▸ **What is needed**:
What the task requires is each entry, restated exactly.

[Interface dataset entries]
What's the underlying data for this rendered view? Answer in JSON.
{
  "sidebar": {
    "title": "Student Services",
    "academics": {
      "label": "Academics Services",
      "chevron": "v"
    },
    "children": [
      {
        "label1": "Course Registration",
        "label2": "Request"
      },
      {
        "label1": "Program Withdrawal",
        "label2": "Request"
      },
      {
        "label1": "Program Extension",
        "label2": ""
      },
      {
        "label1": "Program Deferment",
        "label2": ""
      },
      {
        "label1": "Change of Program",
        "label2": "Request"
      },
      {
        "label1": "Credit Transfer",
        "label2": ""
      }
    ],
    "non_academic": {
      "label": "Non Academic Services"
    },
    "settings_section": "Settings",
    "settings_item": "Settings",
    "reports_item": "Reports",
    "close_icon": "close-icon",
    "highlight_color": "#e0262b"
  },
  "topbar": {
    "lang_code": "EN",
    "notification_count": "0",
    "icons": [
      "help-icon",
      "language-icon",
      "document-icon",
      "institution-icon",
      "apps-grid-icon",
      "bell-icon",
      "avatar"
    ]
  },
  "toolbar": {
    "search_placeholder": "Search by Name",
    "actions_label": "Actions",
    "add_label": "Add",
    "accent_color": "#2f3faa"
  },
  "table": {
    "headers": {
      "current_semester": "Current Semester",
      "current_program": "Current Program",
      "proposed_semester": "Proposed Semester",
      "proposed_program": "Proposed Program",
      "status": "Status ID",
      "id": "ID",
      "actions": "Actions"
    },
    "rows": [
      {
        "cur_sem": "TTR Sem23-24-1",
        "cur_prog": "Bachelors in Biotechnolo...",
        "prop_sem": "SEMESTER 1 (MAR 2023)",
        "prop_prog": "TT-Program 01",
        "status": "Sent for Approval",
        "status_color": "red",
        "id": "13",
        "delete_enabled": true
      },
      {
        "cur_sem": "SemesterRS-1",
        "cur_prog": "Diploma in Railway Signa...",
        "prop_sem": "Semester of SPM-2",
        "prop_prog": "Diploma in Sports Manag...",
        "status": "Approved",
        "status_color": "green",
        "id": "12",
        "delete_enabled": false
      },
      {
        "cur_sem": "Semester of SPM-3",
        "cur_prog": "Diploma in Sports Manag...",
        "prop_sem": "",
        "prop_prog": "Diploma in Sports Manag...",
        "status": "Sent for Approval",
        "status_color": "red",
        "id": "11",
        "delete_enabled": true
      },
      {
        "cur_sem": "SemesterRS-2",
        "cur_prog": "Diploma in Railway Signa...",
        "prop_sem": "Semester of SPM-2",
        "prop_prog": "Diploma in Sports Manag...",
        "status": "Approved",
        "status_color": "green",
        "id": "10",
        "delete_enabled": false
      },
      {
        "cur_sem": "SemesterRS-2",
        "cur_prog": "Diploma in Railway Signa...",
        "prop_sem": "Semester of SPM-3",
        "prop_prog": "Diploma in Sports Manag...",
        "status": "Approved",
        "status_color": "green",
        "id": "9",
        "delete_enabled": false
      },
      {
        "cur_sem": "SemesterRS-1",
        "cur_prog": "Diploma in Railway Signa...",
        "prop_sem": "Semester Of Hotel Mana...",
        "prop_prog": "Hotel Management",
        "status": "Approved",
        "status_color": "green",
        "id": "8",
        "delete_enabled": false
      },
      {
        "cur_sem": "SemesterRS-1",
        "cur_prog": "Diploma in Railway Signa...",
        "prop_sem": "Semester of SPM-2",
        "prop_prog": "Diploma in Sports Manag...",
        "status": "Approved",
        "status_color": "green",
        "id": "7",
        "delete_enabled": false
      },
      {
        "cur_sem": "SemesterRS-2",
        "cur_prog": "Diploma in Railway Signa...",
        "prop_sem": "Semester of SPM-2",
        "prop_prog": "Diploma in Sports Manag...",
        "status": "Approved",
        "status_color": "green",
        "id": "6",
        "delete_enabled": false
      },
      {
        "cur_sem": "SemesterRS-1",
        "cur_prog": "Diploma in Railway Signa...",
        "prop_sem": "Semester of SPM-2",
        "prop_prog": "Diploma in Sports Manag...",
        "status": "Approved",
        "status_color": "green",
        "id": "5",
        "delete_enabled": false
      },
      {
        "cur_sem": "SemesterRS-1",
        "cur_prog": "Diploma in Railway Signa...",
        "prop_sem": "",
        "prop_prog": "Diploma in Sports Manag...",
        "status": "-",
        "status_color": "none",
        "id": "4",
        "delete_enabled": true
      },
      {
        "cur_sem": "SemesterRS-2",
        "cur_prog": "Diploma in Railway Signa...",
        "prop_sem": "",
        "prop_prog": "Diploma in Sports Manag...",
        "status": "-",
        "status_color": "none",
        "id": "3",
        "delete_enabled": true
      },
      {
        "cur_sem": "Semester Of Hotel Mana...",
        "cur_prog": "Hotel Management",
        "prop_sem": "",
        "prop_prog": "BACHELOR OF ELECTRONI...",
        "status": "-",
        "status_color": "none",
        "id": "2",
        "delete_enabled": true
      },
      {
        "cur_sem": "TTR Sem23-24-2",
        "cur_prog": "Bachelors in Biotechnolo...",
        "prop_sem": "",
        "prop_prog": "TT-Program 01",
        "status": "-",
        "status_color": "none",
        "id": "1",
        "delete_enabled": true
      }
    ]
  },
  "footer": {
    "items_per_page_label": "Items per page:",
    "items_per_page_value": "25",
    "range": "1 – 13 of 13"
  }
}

▸ **Answer for the task**:
What's the underlying data for this rendered view? Answer in JSON.
{
  "sidebar": {
    "title": "Student Services",
    "academics": {
      "label": "Academics Services",
      "chevron": "v"
    },
    "children": [
      {
        "label1": "Course Registration",
        "label2": "Request"
      },
      {
        "label1": "Program Withdrawal",
        "label2": "Request"
      },
      {
        "label1": "Program Extension",
        "label2": ""
      },
      {
        "label1": "Program Deferment",
        "label2": ""
      },
      {
        "label1": "Change of Program",
        "label2": "Request"
      },
      {
        "label1": "Credit Transfer",
        "label2": ""
      }
    ],
    "non_academic": {
      "label": "Non Academic Services"
    },
    "settings_section": "Settings",
    "settings_item": "Settings",
    "reports_item": "Reports",
    "close_icon": "close-icon",
    "highlight_color": "#e0262b"
  },
  "topbar": {
    "lang_code": "EN",
    "notification_count": "0",
    "icons": [
      "help-icon",
      "language-icon",
      "document-icon",
      "institution-icon",
      "apps-grid-icon",
      "bell-icon",
      "avatar"
    ]
  },
  "toolbar": {
    "search_placeholder": "Search by Name",
    "actions_label": "Actions",
    "add_label": "Add",
    "accent_color": "#2f3faa"
  },
  "table": {
    "headers": {
      "current_semester": "Current Semester",
      "current_program": "Current Program",
      "proposed_semester": "Proposed Semester",
      "proposed_program": "Proposed Program",
      "status": "Status ID",
      "id": "ID",
      "actions": "Actions"
    },
    "rows": [
      {
        "cur_sem": "TTR Sem23-24-1",
        "cur_prog": "Bachelors in Biotechnolo...",
        "prop_sem": "SEMESTER 1 (MAR 2023)",
        "prop_prog": "TT-Program 01",
        "status": "Sent for Approval",
        "status_color": "red",
        "id": "13",
        "delete_enabled": true
      },
      {
        "cur_sem": "SemesterRS-1",
        "cur_prog": "Diploma in Railway Signa...",
        "prop_sem": "Semester of SPM-2",
        "prop_prog": "Diploma in Sports Manag...",
        "status": "Approved",
        "status_color": "green",
        "id": "12",
        "delete_enabled": false
      },
      {
        "cur_sem": "Semester of SPM-3",
        "cur_prog": "Diploma in Sports Manag...",
        "prop_sem": "",
        "prop_prog": "Diploma in Sports Manag...",
        "status": "Sent for Approval",
        "status_color": "red",
        "id": "11",
        "delete_enabled": true
      },
      {
        "cur_sem": "SemesterRS-2",
        "cur_prog": "Diploma in Railway Signa...",
        "prop_sem": "Semester of SPM-2",
        "prop_prog": "Diploma in Sports Manag...",
        "status": "Approved",
        "status_color": "green",
        "id": "10",
        "delete_enabled": false
      },
      {
        "cur_sem": "SemesterRS-2",
        "cur_prog": "Diploma in Railway Signa...",
        "prop_sem": "Semester of SPM-3",
        "prop_prog": "Diploma in Sports Manag...",
        "status": "Approved",
        "status_color": "green",
        "id": "9",
        "delete_enabled": false
      },
      {
        "cur_sem": "SemesterRS-1",
        "cur_prog": "Diploma in Railway Signa...",
        "prop_sem": "Semester Of Hotel Mana...",
        "prop_prog": "Hotel Management",
        "status": "Approved",
        "status_color": "green",
        "id": "8",
        "delete_enabled": false
      },
      {
        "cur_sem": "SemesterRS-1",
        "cur_prog": "Diploma in Railway Signa...",
        "prop_sem": "Semester of SPM-2",
        "prop_prog": "Diploma in Sports Manag...",
        "status": "Approved",
        "status_color": "green",
        "id": "7",
        "delete_enabled": false
      },
      {
        "cur_sem": "SemesterRS-2",
        "cur_prog": "Diploma in Railway Signa...",
        "prop_sem": "Semester of SPM-2",
        "prop_prog": "Diploma in Sports Manag...",
        "status": "Approved",
        "status_color": "green",
        "id": "6",
        "delete_enabled": false
      },
      {
        "cur_sem": "SemesterRS-1",
        "cur_prog": "Diploma in Railway Signa...",
        "prop_sem": "Semester of SPM-2",
        "prop_prog": "Diploma in Sports Manag...",
        "status": "Approved",
        "status_color": "green",
        "id": "5",
        "delete_enabled": false
      },
      {
        "cur_sem": "SemesterRS-1",
        "cur_prog": "Diploma in Railway Signa...",
        "prop_sem": "",
        "prop_prog": "Diploma in Sports Manag...",
        "status": "-",
        "status_color": "none",
        "id": "4",
        "delete_enabled": true
      },
      {
        "cur_sem": "SemesterRS-2",
        "cur_prog": "Diploma in Railway Signa...",
        "prop_sem": "",
        "prop_prog": "Diploma in Sports Manag...",
        "status": "-",
        "status_color": "none",
        "id": "3",
        "delete_enabled": true
      },
      {
        "cur_sem": "Semester Of Hotel Mana...",
        "cur_prog": "Hotel Management",
        "prop_sem": "",
        "prop_prog": "BACHELOR OF ELECTRONI...",
        "status": "-",
        "status_color": "none",
        "id": "2",
        "delete_enabled": true
      },
      {
        "cur_sem": "TTR Sem23-24-2",
        "cur_prog": "Bachelors in Biotechnolo...",
        "prop_sem": "",
        "prop_prog": "TT-Program 01",
        "status": "-",
        "status_color": "none",
        "id": "1",
        "delete_enabled": true
      }
    ]
  },
  "footer": {
    "items_per_page_label": "Items per page:",
    "items_per_page_value": "25",
    "range": "1 – 13 of 13"
  }
}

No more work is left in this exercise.